* [Data provided]
::::::

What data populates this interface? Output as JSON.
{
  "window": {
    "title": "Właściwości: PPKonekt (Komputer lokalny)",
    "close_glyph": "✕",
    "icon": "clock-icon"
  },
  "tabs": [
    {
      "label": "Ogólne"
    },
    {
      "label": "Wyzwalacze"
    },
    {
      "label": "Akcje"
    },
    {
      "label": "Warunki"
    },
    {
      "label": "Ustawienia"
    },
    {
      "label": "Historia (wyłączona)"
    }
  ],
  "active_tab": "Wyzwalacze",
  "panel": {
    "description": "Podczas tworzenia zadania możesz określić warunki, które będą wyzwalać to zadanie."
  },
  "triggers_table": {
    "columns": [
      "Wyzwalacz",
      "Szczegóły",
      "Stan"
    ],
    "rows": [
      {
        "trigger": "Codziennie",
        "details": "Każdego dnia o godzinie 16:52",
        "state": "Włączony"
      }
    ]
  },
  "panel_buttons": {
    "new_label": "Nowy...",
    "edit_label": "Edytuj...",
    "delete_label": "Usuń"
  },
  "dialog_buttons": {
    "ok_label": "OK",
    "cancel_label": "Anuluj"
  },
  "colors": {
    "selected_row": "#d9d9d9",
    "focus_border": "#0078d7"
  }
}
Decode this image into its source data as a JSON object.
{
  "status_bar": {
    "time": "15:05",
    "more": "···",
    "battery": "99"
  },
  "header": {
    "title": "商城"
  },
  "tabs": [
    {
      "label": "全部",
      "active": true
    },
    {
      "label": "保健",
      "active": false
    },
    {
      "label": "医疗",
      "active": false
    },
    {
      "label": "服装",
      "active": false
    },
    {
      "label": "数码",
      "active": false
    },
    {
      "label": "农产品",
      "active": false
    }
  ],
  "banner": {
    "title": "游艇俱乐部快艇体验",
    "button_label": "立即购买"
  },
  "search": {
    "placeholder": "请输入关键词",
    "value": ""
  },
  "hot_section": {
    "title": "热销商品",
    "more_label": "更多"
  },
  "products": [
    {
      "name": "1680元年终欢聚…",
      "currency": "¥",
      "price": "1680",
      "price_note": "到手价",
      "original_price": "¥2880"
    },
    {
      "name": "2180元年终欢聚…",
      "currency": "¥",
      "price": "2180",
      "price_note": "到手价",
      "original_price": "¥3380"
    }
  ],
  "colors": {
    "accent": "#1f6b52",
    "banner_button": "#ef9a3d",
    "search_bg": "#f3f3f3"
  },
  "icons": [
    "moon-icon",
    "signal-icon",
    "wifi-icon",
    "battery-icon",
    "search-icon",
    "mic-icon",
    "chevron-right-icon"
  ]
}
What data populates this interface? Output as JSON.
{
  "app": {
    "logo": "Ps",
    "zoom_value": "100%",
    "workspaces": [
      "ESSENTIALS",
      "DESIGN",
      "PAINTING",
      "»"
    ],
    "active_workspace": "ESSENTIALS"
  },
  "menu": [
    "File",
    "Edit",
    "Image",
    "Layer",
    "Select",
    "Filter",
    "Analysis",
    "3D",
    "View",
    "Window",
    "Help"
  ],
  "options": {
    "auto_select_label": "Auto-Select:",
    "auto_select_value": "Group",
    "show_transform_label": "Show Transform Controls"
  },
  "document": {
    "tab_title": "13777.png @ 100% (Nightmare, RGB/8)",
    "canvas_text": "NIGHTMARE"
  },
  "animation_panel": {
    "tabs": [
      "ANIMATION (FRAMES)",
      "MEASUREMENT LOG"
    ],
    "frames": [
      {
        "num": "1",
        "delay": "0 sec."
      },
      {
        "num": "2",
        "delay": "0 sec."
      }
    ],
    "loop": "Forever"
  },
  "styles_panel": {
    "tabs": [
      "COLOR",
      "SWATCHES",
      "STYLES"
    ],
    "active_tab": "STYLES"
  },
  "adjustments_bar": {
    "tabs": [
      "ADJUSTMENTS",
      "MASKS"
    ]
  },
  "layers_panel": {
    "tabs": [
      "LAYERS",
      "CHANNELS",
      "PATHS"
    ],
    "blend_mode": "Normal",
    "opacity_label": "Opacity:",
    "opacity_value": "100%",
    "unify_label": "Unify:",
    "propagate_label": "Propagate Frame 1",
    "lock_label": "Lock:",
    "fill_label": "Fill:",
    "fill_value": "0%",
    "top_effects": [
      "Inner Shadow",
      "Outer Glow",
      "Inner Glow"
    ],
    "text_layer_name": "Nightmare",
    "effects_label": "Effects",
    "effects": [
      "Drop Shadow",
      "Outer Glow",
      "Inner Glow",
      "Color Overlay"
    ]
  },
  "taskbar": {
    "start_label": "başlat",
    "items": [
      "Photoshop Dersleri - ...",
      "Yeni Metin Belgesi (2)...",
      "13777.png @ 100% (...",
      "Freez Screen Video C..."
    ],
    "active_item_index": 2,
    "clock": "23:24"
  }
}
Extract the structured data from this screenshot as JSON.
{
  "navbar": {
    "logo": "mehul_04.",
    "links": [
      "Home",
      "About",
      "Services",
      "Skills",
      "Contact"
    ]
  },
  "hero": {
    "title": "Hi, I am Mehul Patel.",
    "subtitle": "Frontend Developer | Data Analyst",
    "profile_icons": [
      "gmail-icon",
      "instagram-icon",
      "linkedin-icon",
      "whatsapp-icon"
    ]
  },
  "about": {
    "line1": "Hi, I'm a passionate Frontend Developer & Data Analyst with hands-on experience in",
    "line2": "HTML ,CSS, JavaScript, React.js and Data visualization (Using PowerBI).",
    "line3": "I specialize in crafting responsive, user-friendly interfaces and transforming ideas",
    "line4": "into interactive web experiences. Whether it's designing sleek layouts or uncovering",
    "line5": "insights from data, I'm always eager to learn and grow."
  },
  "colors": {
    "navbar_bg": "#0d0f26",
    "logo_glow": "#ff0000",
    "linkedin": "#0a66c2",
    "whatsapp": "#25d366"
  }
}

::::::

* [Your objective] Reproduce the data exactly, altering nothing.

* [Written solution]
What data populates this interface? Output as JSON.
{
  "window": {
    "title": "Właściwości: PPKonekt (Komputer lokalny)",
    "close_glyph": "✕",
    "icon": "clock-icon"
  },
  "tabs": [
    {
      "label": "Ogólne"
    },
    {
      "label": "Wyzwalacze"
    },
    {
      "label": "Akcje"
    },
    {
      "label": "Warunki"
    },
    {
      "label": "Ustawienia"
    },
    {
      "label": "Historia (wyłączona)"
    }
  ],
  "active_tab": "Wyzwalacze",
  "panel": {
    "description": "Podczas tworzenia zadania możesz określić warunki, które będą wyzwalać to zadanie."
  },
  "triggers_table": {
    "columns": [
      "Wyzwalacz",
      "Szczegóły",
      "Stan"
    ],
    "rows": [
      {
        "trigger": "Codziennie",
        "details": "Każdego dnia o godzinie 16:52",
        "state": "Włączony"
      }
    ]
  },
  "panel_buttons": {
    "new_label": "Nowy...",
    "edit_label": "Edytuj...",
    "delete_label": "Usuń"
  },
  "dialog_buttons": {
    "ok_label": "OK",
    "cancel_label": "Anuluj"
  },
  "colors": {
    "selected_row": "#d9d9d9",
    "focus_border": "#0078d7"
  }
}
Decode this image into its source data as a JSON object.
{
  "status_bar": {
    "time": "15:05",
    "more": "···",
    "battery": "99"
  },
  "header": {
    "title": "商城"
  },
  "tabs": [
    {
      "label": "全部",
      "active": true
    },
    {
      "label": "保健",
      "active": false
    },
    {
      "label": "医疗",
      "active": false
    },
    {
      "label": "服装",
      "active": false
    },
    {
      "label": "数码",
      "active": false
    },
    {
      "label": "农产品",
      "active": false
    }
  ],
  "banner": {
    "title": "游艇俱乐部快艇体验",
    "button_label": "立即购买"
  },
  "search": {
    "placeholder": "请输入关键词",
    "value": ""
  },
  "hot_section": {
    "title": "热销商品",
    "more_label": "更多"
  },
  "products": [
    {
      "name": "1680元年终欢聚…",
      "currency": "¥",
      "price": "1680",
      "price_note": "到手价",
      "original_price": "¥2880"
    },
    {
      "name": "2180元年终欢聚…",
      "currency": "¥",
      "price": "2180",
      "price_note": "到手价",
      "original_price": "¥3380"
    }
  ],
  "colors": {
    "accent": "#1f6b52",
    "banner_button": "#ef9a3d",
    "search_bg": "#f3f3f3"
  },
  "icons": [
    "moon-icon",
    "signal-icon",
    "wifi-icon",
    "battery-icon",
    "search-icon",
    "mic-icon",
    "chevron-right-icon"
  ]
}
What data populates this interface? Output as JSON.
{
  "app": {
    "logo": "Ps",
    "zoom_value": "100%",
    "workspaces": [
      "ESSENTIALS",
      "DESIGN",
      "PAINTING",
      "»"
    ],
    "active_workspace": "ESSENTIALS"
  },
  "menu": [
    "File",
    "Edit",
    "Image",
    "Layer",
    "Select",
    "Filter",
    "Analysis",
    "3D",
    "View",
    "Window",
    "Help"
  ],
  "options": {
    "auto_select_label": "Auto-Select:",
    "auto_select_value": "Group",
    "show_transform_label": "Show Transform Controls"
  },
  "document": {
    "tab_title": "13777.png @ 100% (Nightmare, RGB/8)",
    "canvas_text": "NIGHTMARE"
  },
  "animation_panel": {
    "tabs": [
      "ANIMATION (FRAMES)",
      "MEASUREMENT LOG"
    ],
    "frames": [
      {
        "num": "1",
        "delay": "0 sec."
      },
      {
        "num": "2",
        "delay": "0 sec."
      }
    ],
    "loop": "Forever"
  },
  "styles_panel": {
    "tabs": [
      "COLOR",
      "SWATCHES",
      "STYLES"
    ],
    "active_tab": "STYLES"
  },
  "adjustments_bar": {
    "tabs": [
      "ADJUSTMENTS",
      "MASKS"
    ]
  },
  "layers_panel": {
    "tabs": [
      "LAYERS",
      "CHANNELS",
      "PATHS"
    ],
    "blend_mode": "Normal",
    "opacity_label": "Opacity:",
    "opacity_value": "100%",
    "unify_label": "Unify:",
    "propagate_label": "Propagate Frame 1",
    "lock_label": "Lock:",
    "fill_label": "Fill:",
    "fill_value": "0%",
    "top_effects": [
      "Inner Shadow",
      "Outer Glow",
      "Inner Glow"
    ],
    "text_layer_name": "Nightmare",
    "effects_label": "Effects",
    "effects": [
      "Drop Shadow",
      "Outer Glow",
      "Inner Glow",
      "Color Overlay"
    ]
  },
  "taskbar": {
    "start_label": "başlat",
    "items": [
      "Photoshop Dersleri - ...",
      "Yeni Metin Belgesi (2)...",
      "13777.png @ 100% (...",
      "Freez Screen Video C..."
    ],
    "active_item_index": 2,
    "clock": "23:24"
  }
}
Extract the structured data from this screenshot as JSON.
{
  "navbar": {
    "logo": "mehul_04.",
    "links": [
      "Home",
      "About",
      "Services",
      "Skills",
      "Contact"
    ]
  },
  "hero": {
    "title": "Hi, I am Mehul Patel.",
    "subtitle": "Frontend Developer | Data Analyst",
    "profile_icons": [
      "gmail-icon",
      "instagram-icon",
      "linkedin-icon",
      "whatsapp-icon"
    ]
  },
  "about": {
    "line1": "Hi, I'm a passionate Frontend Developer & Data Analyst with hands-on experience in",
    "line2": "HTML ,CSS, JavaScript, React.js and Data visualization (Using PowerBI).",
    "line3": "I specialize in crafting responsive, user-friendly interfaces and transforming ideas",
    "line4": "into interactive web experiences. Whether it's designing sleek layouts or uncovering",
    "line5": "insights from data, I'm always eager to learn and grow."
  },
  "colors": {
    "navbar_bg": "#0d0f26",
    "logo_glow": "#ff0000",
    "linkedin": "#0a66c2",
    "whatsapp": "#25d366"
  }
}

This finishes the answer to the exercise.